    customising vm.args ➤ Pass a “placeholder” Erlang cookie, so we can deploy many revisions of something together without them talking to each other ➤ Actual Erlang Cookie kept in an AWS SSM Parameter Also customised the startup script ➤ Dynamically generate the Node Name to avoid clashes
  67. # rel/config.exs environment :prod do set include_erts: false set include_src:

    false set cookie: :placeholder set vm_args: "./rel/vm.args" end # rel/vm.args ## Name of the node -name ${NODE_NAME} ## Cookie for distributed erlang -setcookie ${NODE_COOKIE}
  68. # actual startup script run by ECS #!/usr/bin/env sh if

    [ -z $NODE_NAME ]; then nonce=$(cat /dev/urandom | \ LC_ALL=C tr -dc ‘a-zA-Z0-9' | \ fold -w 32 | head -n 1) hostname=$(hostname -I) export NODE_NAME="web-$nonce@$hostname" fi if [ -z $NODE_COOKIE ]; then export NODE_COOKIE="app-docker" fi export REPLACE_OS_VARS=true cd /app && ./releases/app/bin/app foreground
  69. Secure SSH Tunneling + Proxying Actually open a PostgreSQL connection

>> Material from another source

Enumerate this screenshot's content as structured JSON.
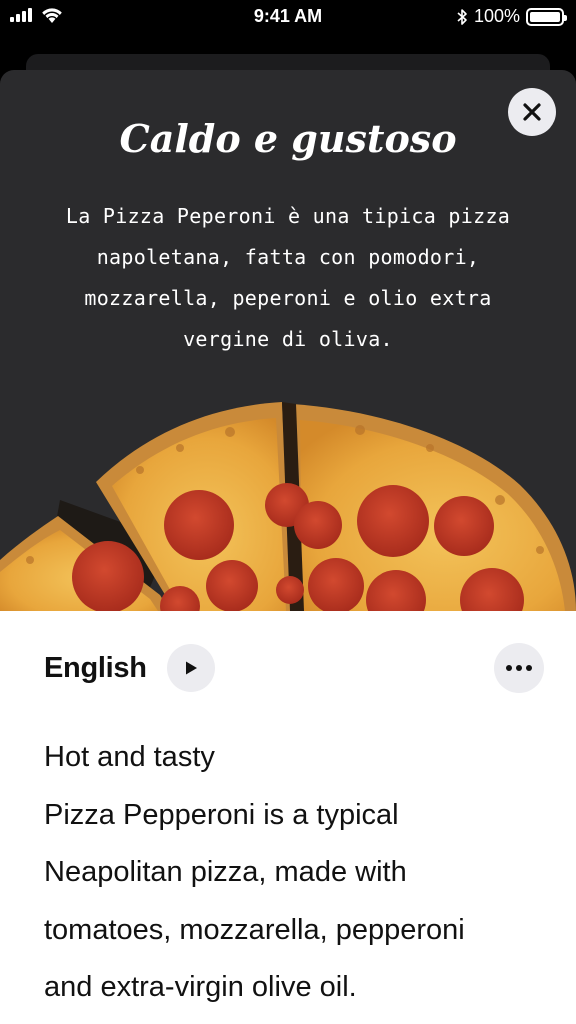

    to RDS ➤ ssh -L local_port:remote_host:remote_port ➤ Tunnel from Laptop to Bastion ➤ Tunnel from Bastion to any ECS Host ➤ You must have at least one host in there anyway ➤ Result: localhost:5436 maps to RDS:5432 — success! ➤ Postgres should be configured to use SSL only
  70. Seeding Data This should be part of infrastructure provisioning ➤

    Goal: once the stack is handed off to the development team, it is already running the application in a fully functional fashion off the master branch You could tunnel to RDS and build up the state yourself ➤ Good way to consistently exercise the “Seed” file ➤ Good way to expose incorrect migrations too
  71. Migrations There’s a script available in Distillery documentation ➤ https://hexdocs.pm/distillery/running-migrations.html#content

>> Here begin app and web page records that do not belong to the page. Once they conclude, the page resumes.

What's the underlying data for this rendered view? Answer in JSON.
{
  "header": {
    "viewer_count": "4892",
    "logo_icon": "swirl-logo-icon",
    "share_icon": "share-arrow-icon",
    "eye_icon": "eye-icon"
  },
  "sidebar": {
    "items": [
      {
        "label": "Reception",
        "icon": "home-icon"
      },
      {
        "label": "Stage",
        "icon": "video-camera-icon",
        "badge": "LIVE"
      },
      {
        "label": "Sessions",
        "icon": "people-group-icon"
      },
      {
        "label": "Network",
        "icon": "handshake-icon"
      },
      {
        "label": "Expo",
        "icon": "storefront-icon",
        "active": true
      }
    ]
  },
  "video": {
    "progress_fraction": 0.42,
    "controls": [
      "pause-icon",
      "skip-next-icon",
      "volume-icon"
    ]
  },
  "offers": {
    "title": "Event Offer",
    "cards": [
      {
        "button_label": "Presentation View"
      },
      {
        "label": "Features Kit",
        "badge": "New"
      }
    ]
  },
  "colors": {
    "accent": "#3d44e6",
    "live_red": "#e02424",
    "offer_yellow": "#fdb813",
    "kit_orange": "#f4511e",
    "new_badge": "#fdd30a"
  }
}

    It is a good starting point ➤ However, your migrations should always run with only Repo running ➤ This means no application dependencies ➤ iex -S mix --no-start ➤ Treat Ecto migrations as a stable Elixir to SQL transformation
  72. Migrations: Sanity Check? If you run this on your application

    right now, will they work? ➤ mix ecto.drop ➤ mix ecto.create ➤ mix ecto.migrate ➤ mix run priv/repo/seeds.exs ➤ mix ecto.rollback --all ➤ mix ecto.migrate ➤ mix run priv/repo/seeds.exs
  73. Interactive Elixir: Pro Tip ➤ You now have a supervision

    tree! ➤ However, you may not want to run everything when starting iex. ➤ Wouldn’t be good if a remote node started sharing production workloads ➤ You can check :init.get_arguments[:user] ➤ Does it have ’Elixir.IEx.CLI’? ➤ Optionally skip certain bits of your supervision tree
  74. Observe Nodes There are some tools available ➤ http://www.brendangregg.com/linuxperf.html ➤

    https://github.com/utkarshkukreti/ex_top ➤ http://zhongwencool.github.io/observer_cli/ ➤ https://github.com/shinyscorpion/wobserver ➤ https://github.com/IanLuites/wobserver-elixirconf-2017
  75. Part 5: Demo

  76. None
  77. Thank You!